What is the count of lines in the material below that hold "title"? Answer with only that number.
• • • • • • •
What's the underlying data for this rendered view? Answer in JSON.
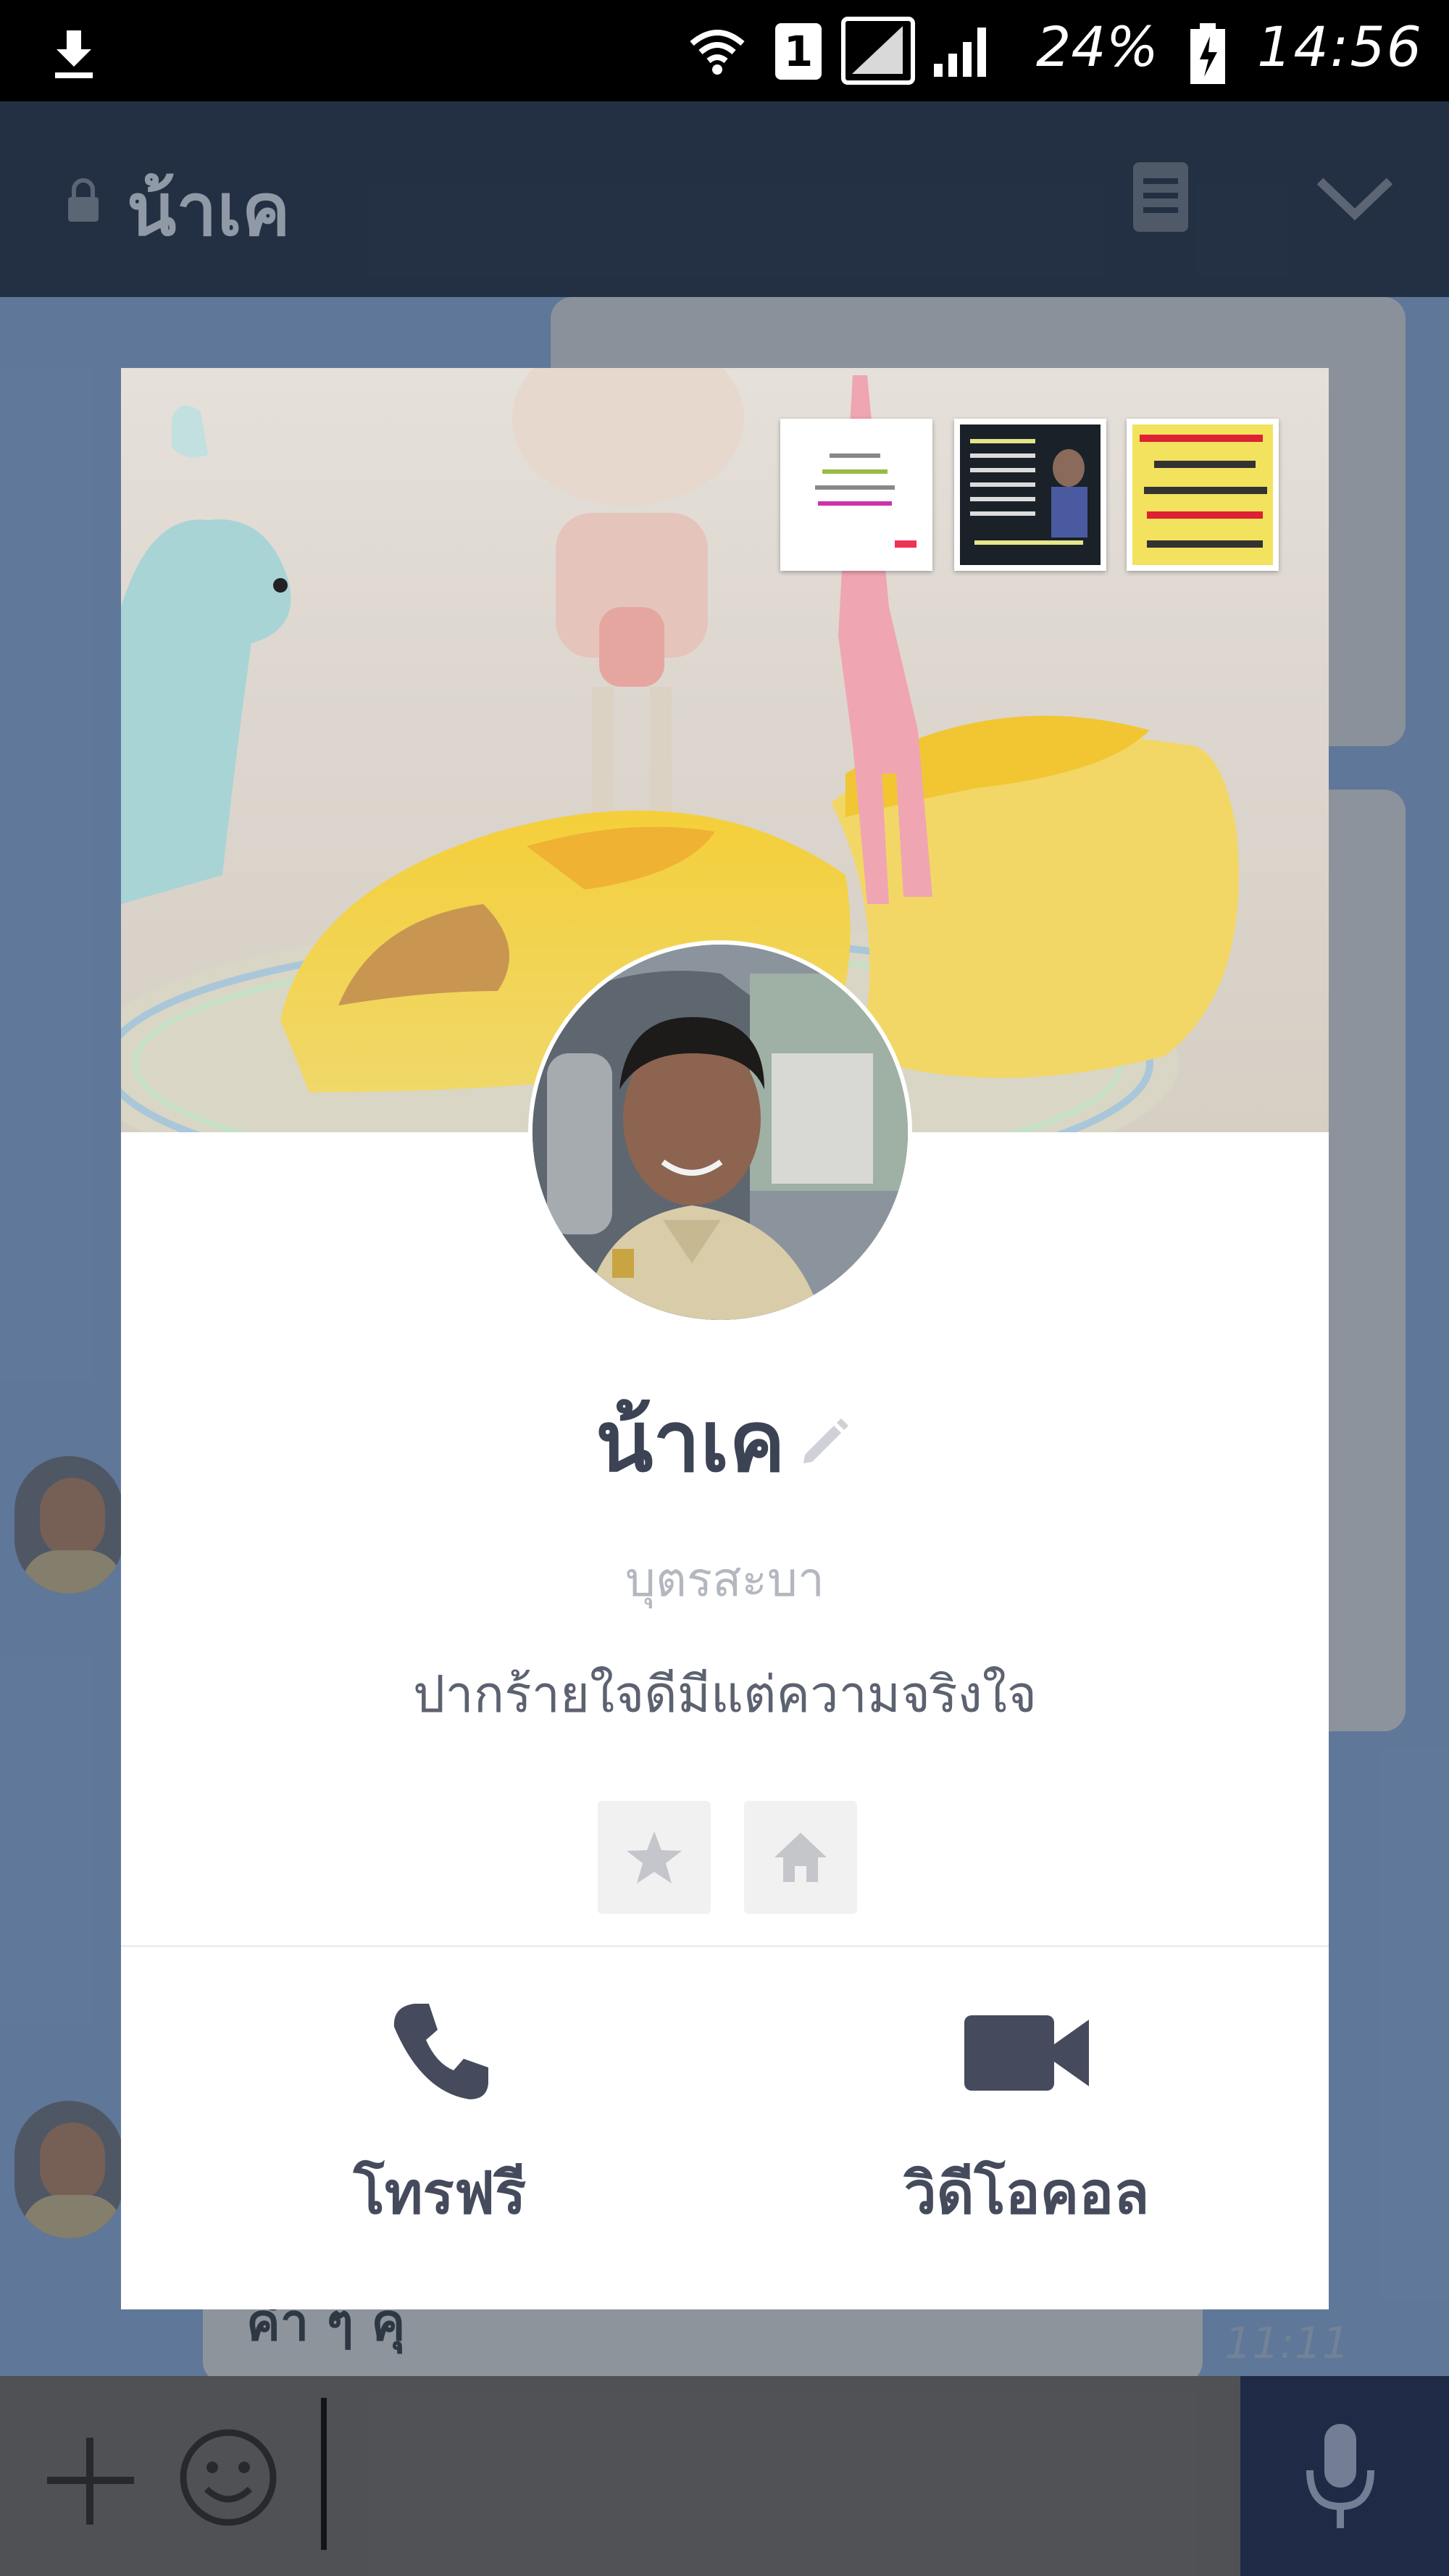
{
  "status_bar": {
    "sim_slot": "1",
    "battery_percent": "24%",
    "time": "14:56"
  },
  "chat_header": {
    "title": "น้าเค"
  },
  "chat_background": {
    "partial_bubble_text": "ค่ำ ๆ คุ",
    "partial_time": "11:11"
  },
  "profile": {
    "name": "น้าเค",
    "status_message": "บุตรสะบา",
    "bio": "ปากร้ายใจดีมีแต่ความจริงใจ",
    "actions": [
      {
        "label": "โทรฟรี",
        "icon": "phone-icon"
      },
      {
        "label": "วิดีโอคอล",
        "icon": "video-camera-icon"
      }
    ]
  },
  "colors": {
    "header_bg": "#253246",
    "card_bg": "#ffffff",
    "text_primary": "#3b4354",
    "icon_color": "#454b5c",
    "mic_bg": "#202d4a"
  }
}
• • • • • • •
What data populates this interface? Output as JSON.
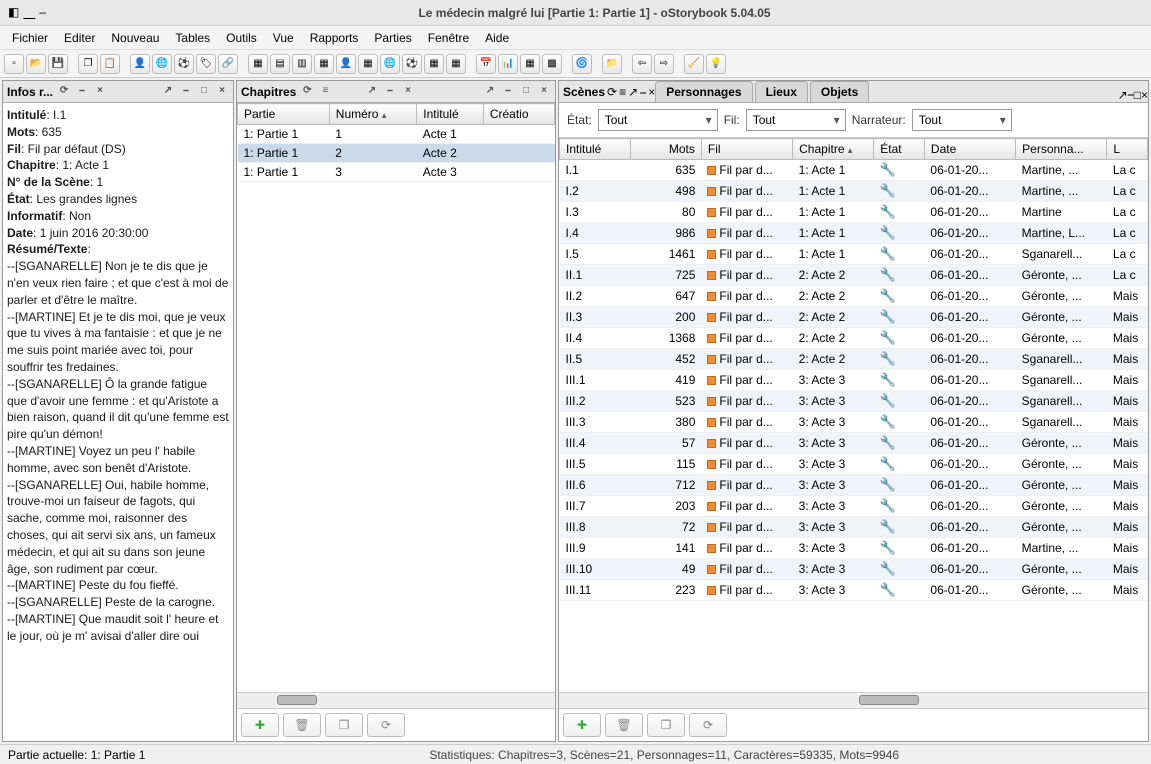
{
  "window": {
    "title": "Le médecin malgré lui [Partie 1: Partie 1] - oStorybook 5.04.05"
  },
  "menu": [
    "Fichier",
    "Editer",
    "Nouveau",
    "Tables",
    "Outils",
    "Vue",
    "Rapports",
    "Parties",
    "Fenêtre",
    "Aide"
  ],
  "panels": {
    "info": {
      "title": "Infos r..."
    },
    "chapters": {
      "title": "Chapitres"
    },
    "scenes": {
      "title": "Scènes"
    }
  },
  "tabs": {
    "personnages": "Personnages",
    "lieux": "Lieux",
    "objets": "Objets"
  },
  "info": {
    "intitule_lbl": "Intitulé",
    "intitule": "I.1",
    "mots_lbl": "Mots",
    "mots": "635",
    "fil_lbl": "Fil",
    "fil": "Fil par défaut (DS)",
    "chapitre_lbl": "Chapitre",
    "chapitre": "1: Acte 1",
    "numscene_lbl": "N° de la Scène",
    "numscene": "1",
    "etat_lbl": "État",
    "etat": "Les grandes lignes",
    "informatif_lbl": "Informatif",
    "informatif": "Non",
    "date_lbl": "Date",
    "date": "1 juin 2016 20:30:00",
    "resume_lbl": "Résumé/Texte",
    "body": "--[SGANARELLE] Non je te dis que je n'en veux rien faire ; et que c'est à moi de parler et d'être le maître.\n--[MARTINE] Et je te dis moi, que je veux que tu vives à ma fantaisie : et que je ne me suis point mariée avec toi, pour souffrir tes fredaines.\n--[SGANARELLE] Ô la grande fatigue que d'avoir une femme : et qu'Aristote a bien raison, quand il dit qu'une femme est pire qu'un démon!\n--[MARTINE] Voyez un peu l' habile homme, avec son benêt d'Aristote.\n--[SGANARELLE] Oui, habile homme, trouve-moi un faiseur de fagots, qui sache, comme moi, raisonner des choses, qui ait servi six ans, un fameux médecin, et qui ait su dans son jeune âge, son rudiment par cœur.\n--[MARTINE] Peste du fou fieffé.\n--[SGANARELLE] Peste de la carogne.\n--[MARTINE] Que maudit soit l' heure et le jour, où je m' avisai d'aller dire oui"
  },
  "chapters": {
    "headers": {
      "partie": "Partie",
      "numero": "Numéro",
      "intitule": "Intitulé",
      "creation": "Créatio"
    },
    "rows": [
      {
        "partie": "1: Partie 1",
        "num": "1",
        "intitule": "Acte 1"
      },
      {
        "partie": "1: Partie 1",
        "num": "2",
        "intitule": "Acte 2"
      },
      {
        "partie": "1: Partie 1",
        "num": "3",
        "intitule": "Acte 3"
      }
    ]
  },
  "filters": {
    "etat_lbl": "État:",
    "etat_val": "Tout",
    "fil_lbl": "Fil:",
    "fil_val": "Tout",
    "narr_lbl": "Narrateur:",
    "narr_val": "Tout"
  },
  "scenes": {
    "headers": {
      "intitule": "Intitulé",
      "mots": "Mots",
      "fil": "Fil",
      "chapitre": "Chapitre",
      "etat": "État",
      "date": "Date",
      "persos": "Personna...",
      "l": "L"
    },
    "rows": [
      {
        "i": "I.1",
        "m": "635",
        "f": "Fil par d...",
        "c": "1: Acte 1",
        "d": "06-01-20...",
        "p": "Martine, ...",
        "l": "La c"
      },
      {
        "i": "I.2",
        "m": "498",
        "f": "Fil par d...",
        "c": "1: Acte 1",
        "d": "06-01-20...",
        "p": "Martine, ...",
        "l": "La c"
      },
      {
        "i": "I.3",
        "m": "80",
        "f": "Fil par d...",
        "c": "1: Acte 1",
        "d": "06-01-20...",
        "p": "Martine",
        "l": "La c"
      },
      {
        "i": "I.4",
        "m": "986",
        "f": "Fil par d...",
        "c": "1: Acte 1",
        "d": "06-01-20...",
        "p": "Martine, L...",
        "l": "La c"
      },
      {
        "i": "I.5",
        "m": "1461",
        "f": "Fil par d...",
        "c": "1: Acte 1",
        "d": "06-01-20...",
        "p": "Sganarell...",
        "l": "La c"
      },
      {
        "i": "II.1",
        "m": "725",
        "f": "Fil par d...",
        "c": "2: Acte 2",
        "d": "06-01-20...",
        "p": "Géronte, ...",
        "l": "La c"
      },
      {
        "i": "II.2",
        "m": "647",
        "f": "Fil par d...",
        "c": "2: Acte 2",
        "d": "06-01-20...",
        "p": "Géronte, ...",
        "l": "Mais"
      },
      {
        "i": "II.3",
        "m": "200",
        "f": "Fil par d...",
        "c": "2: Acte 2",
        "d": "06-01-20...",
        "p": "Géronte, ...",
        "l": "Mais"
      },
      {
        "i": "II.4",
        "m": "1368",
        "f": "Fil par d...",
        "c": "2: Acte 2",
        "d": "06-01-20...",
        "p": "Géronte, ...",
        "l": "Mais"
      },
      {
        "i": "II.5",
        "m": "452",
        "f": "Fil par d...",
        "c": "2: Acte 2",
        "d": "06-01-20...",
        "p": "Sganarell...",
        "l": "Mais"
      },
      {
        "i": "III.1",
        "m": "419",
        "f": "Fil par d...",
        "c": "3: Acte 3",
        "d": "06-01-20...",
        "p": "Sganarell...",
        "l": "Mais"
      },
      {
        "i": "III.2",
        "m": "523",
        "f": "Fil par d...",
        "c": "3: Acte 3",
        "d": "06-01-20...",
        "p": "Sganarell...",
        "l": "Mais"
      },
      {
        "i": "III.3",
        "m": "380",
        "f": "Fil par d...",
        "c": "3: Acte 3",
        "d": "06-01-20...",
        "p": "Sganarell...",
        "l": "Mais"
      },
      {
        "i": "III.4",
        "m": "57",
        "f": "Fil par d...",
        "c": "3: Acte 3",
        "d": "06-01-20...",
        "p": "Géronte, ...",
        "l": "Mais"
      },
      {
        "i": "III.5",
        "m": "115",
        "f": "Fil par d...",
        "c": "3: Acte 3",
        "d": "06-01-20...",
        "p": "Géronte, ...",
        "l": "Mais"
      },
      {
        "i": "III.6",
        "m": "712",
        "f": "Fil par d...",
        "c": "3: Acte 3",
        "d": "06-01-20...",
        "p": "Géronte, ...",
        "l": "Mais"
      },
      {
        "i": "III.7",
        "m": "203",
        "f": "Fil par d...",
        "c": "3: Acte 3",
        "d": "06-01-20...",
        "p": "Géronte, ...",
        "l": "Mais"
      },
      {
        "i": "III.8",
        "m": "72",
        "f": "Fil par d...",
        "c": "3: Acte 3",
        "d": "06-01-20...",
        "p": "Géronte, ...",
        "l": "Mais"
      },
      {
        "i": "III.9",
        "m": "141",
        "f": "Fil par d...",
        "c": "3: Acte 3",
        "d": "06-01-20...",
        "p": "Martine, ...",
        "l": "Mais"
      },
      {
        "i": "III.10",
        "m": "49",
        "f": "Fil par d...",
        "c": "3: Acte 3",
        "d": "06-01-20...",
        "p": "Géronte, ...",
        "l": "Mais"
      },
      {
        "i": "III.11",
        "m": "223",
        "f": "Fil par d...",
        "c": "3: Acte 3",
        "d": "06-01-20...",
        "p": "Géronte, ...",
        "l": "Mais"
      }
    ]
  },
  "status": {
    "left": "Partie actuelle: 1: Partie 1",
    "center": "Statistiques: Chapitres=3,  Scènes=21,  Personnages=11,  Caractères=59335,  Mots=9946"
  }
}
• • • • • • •
**OUTPUT:** 5